Your output should be exactly the lines from the one containing "Output a JSON" through the final line of the records, both included, with every picture left out.

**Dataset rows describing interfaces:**
◇ ◇ ◇ ◇ ◇ ◇ ◇
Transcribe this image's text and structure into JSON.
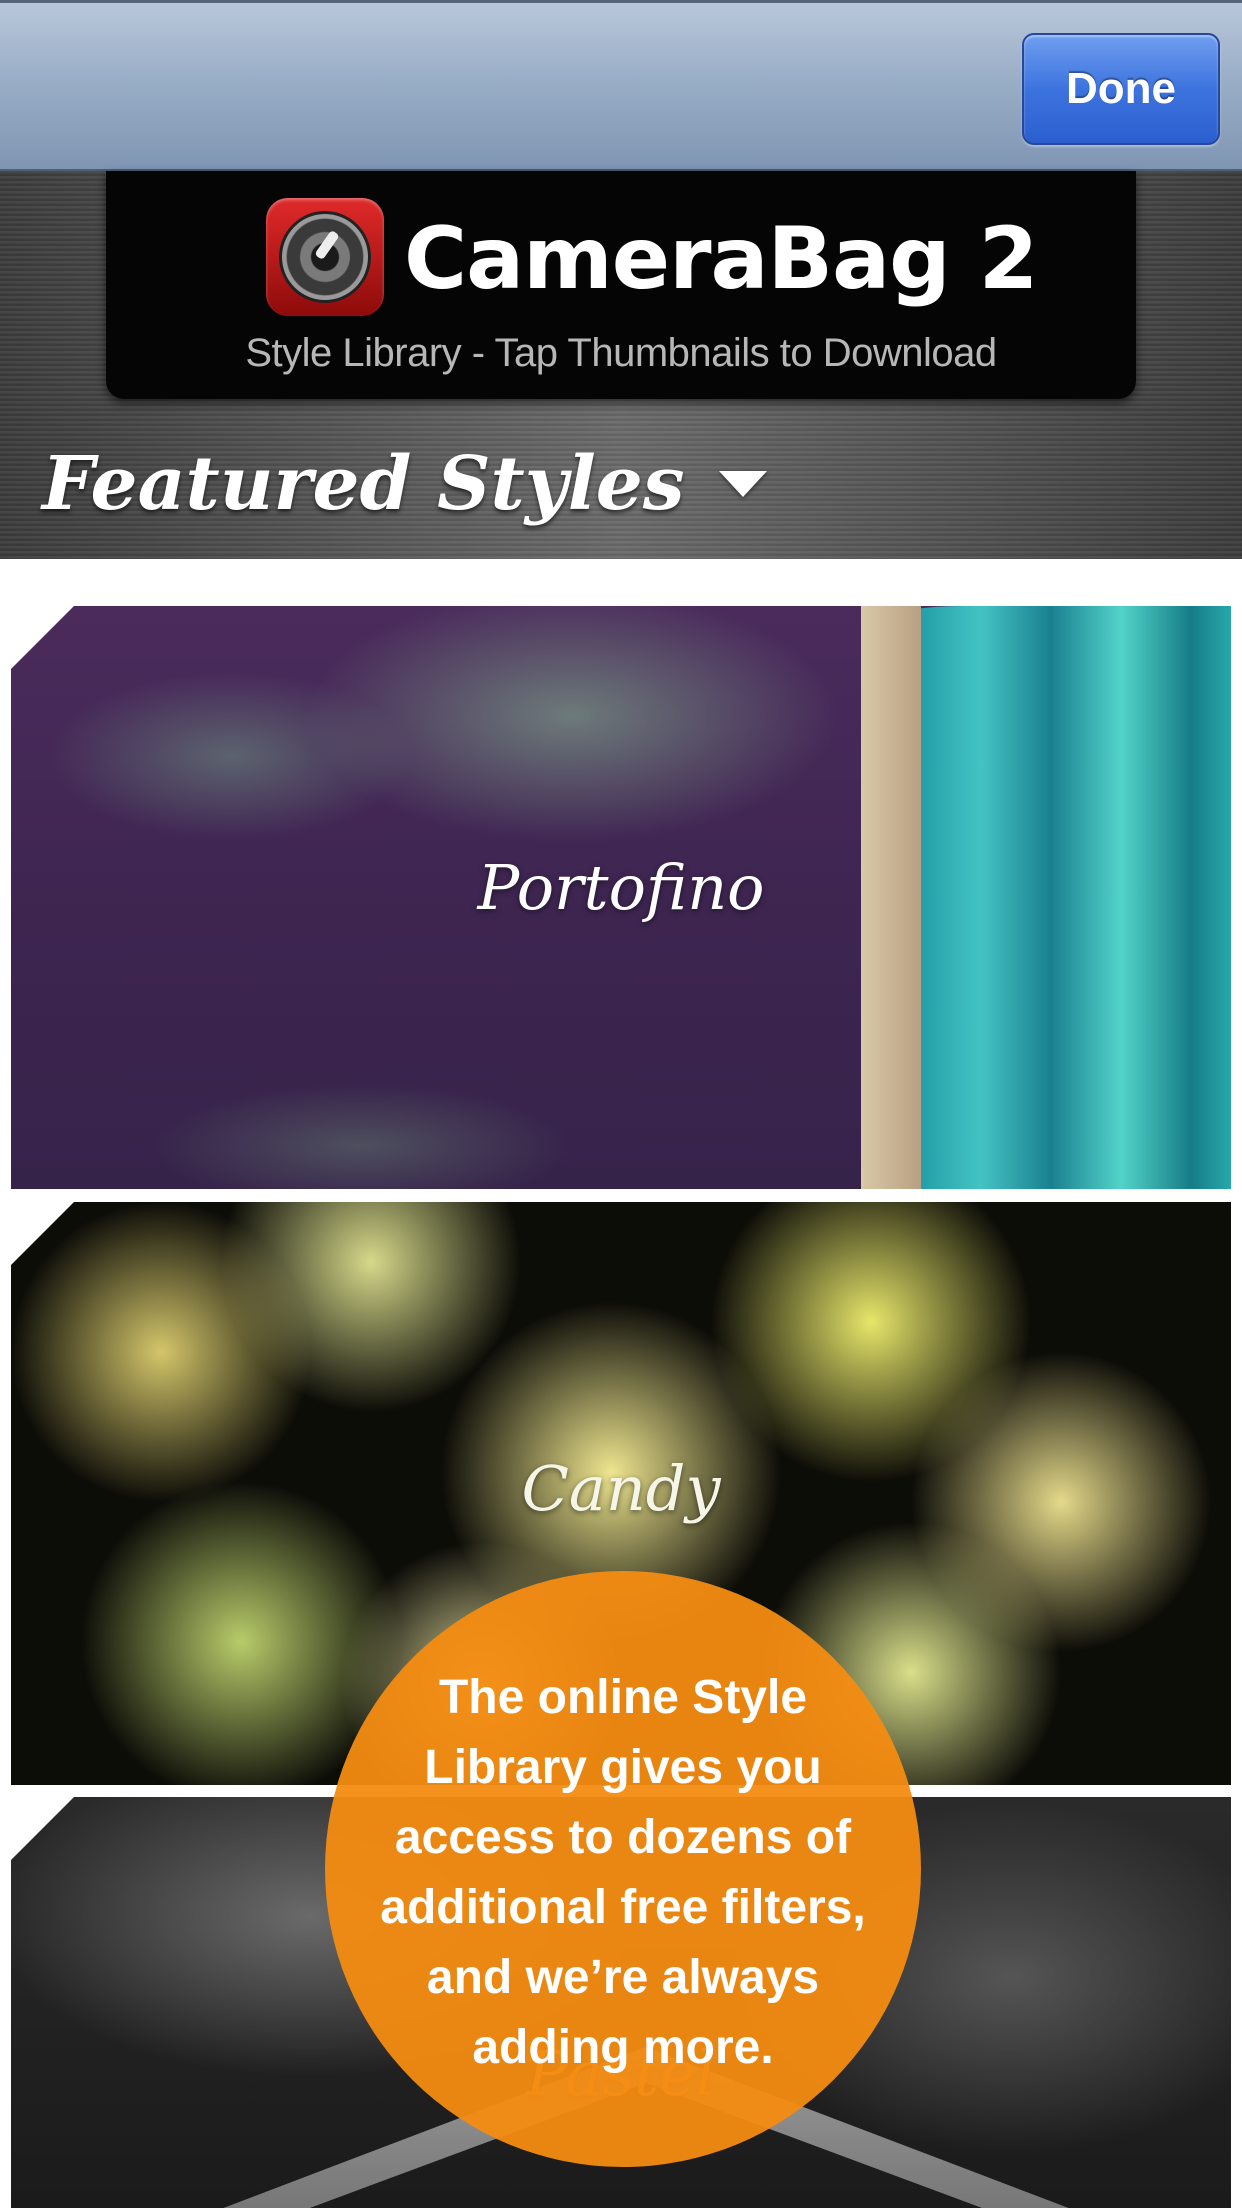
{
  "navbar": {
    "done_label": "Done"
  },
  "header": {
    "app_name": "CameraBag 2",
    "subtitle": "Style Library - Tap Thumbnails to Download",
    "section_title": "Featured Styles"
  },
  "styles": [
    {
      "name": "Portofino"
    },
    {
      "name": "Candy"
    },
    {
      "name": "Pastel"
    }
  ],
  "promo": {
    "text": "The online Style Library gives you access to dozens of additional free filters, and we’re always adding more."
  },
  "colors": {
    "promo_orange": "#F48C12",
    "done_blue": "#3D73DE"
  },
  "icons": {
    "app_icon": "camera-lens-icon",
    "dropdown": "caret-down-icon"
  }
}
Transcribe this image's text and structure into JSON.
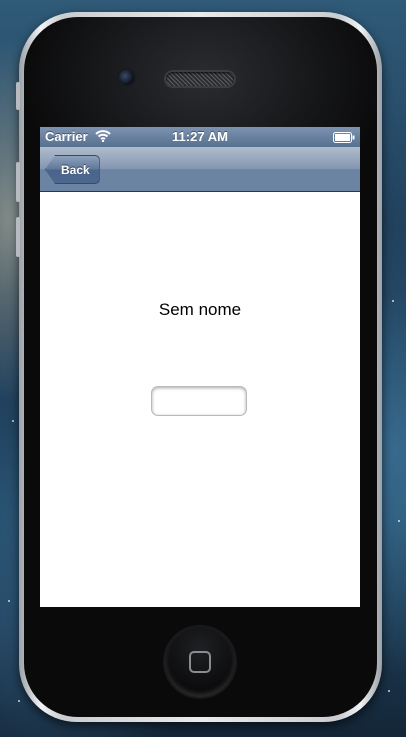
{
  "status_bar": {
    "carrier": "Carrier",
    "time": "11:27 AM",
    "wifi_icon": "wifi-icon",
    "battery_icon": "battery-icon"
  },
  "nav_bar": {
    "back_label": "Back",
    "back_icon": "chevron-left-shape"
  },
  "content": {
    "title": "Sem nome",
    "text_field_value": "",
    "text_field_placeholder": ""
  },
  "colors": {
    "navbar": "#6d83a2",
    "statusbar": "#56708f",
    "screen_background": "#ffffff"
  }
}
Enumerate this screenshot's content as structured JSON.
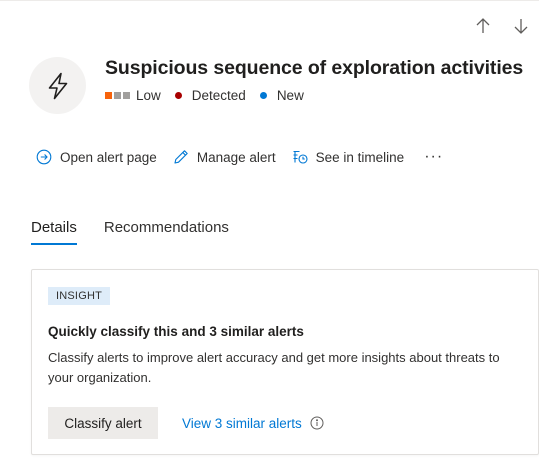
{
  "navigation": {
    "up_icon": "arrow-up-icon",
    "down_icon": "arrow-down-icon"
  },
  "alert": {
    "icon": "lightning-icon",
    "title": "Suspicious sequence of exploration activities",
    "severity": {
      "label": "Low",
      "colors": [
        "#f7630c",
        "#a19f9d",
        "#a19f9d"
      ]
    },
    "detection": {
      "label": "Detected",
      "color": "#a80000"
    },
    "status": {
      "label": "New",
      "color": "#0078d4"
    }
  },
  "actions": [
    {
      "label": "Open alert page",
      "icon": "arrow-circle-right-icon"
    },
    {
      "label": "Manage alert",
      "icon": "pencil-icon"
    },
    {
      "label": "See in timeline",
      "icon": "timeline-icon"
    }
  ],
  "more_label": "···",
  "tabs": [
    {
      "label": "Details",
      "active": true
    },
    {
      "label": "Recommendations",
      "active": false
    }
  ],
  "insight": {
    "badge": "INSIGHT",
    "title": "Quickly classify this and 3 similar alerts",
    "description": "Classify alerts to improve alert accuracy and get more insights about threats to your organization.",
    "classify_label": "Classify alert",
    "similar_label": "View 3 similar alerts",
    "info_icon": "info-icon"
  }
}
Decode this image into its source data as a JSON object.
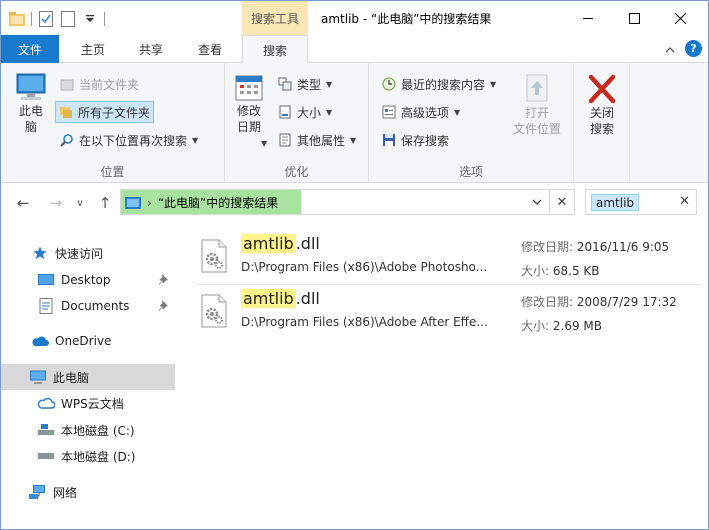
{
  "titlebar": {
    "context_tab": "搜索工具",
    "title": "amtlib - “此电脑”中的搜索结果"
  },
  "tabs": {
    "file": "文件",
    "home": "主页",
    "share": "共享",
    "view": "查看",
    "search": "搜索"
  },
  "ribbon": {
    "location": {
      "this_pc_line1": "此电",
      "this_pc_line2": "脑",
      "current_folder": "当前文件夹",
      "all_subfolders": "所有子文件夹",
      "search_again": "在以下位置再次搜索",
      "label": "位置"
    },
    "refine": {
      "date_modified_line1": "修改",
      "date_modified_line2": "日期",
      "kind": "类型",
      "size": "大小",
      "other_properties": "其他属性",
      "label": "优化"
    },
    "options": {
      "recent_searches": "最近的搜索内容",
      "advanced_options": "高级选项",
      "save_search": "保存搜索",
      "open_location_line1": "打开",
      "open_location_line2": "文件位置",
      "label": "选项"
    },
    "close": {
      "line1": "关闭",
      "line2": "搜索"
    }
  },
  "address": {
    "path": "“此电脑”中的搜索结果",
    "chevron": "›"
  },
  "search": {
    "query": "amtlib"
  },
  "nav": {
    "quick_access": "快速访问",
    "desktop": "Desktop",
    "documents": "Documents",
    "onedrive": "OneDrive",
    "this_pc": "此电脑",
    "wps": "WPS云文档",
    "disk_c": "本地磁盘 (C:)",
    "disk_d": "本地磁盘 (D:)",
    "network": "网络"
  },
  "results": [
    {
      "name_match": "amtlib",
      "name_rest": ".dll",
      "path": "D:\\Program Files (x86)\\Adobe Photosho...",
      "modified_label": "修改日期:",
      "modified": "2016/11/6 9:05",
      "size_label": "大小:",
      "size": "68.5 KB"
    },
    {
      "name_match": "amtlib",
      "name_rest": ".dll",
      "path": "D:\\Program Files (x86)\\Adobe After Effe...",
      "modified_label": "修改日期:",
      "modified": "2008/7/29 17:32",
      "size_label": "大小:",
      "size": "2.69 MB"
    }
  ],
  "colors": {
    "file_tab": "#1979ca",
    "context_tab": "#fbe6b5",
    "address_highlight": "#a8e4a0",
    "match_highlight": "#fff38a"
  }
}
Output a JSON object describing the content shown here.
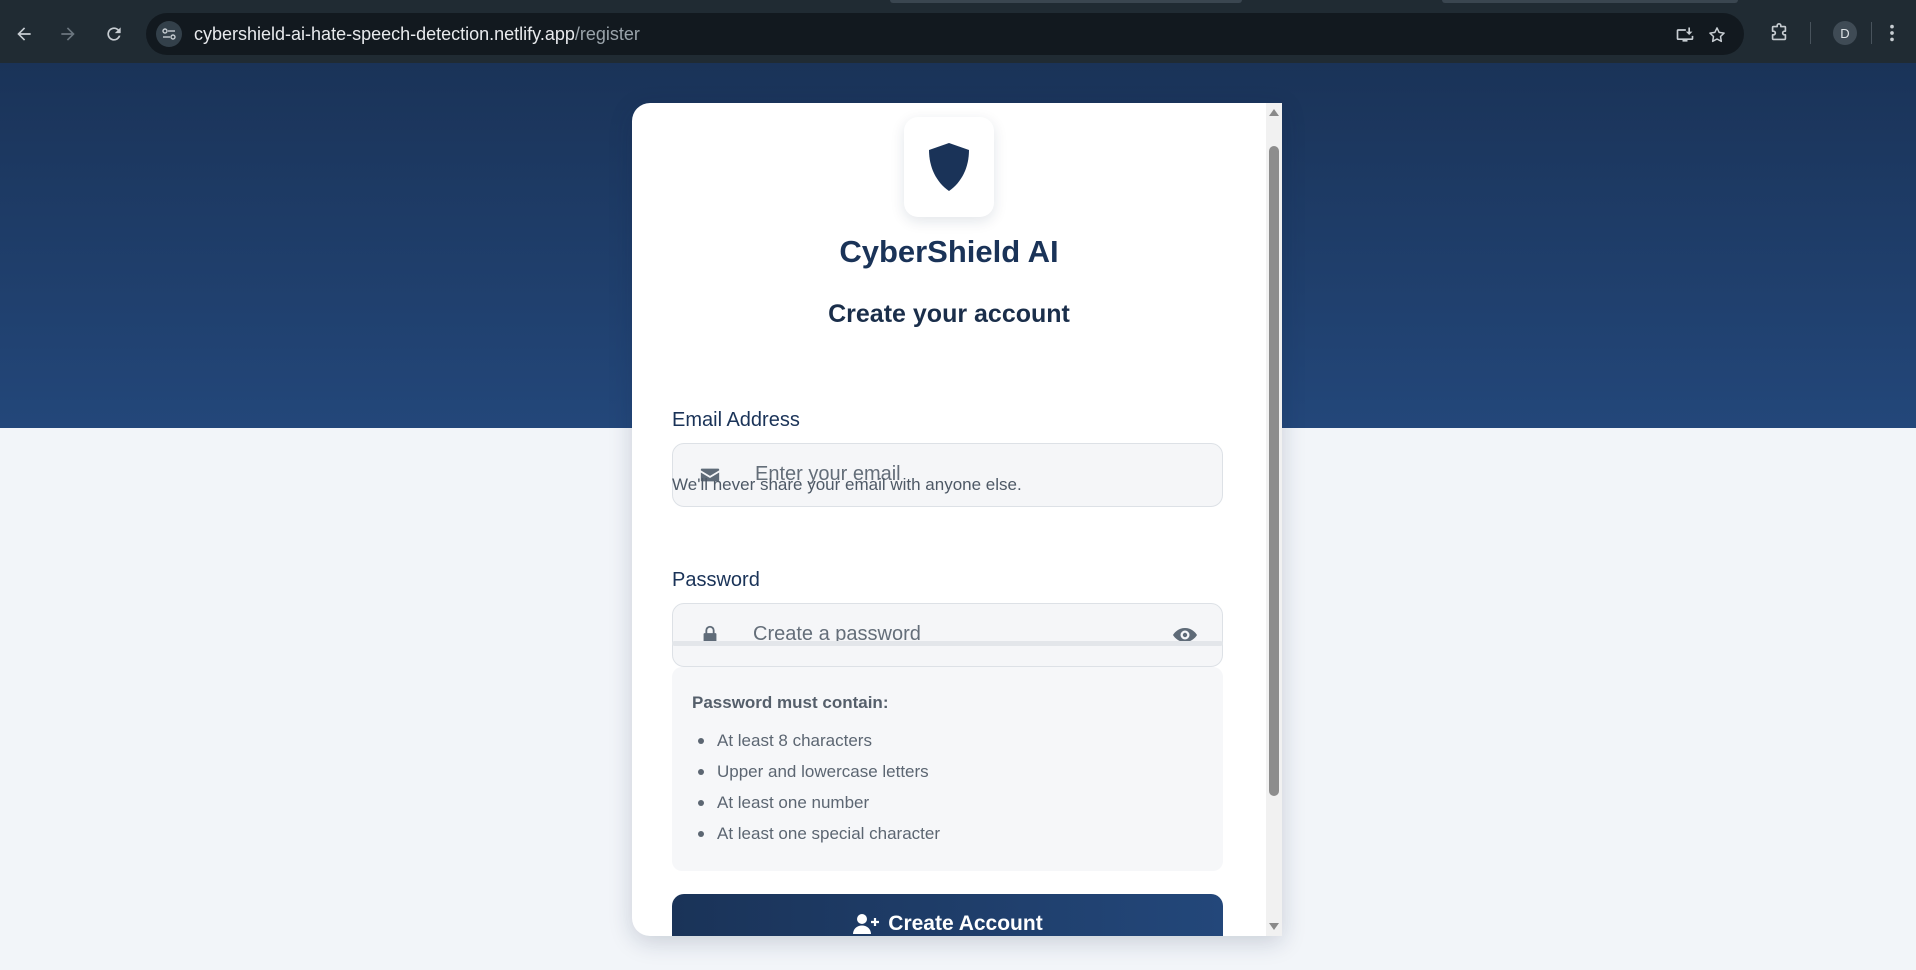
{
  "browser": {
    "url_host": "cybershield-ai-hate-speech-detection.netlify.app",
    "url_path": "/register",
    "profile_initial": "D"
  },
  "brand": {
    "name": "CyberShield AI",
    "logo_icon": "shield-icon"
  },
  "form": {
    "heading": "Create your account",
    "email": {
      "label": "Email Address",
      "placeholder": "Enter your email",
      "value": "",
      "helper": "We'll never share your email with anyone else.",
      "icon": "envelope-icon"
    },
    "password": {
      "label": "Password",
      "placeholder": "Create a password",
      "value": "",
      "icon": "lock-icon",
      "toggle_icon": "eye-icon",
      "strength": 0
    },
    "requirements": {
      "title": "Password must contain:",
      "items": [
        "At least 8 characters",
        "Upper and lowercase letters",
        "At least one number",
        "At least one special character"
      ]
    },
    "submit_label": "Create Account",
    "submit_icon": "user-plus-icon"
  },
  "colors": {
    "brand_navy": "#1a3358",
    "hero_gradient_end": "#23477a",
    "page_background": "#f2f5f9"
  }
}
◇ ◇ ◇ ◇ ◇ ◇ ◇
**TASK SOLUTION:**
Output a JSON object describing the content shown here.
{
  "browser": {
    "url_host": "cybershield-ai-hate-speech-detection.netlify.app",
    "url_path": "/register",
    "profile_initial": "D"
  },
  "brand": {
    "name": "CyberShield AI",
    "logo_icon": "shield-icon"
  },
  "form": {
    "heading": "Create your account",
    "email": {
      "label": "Email Address",
      "placeholder": "Enter your email",
      "value": "",
      "helper": "We'll never share your email with anyone else.",
      "icon": "envelope-icon"
    },
    "password": {
      "label": "Password",
      "placeholder": "Create a password",
      "value": "",
      "icon": "lock-icon",
      "toggle_icon": "eye-icon",
      "strength": 0
    },
    "requirements": {
      "title": "Password must contain:",
      "items": [
        "At least 8 characters",
        "Upper and lowercase letters",
        "At least one number",
        "At least one special character"
      ]
    },
    "submit_label": "Create Account",
    "submit_icon": "user-plus-icon"
  },
  "colors": {
    "brand_navy": "#1a3358",
    "hero_gradient_end": "#23477a",
    "page_background": "#f2f5f9"
  }
}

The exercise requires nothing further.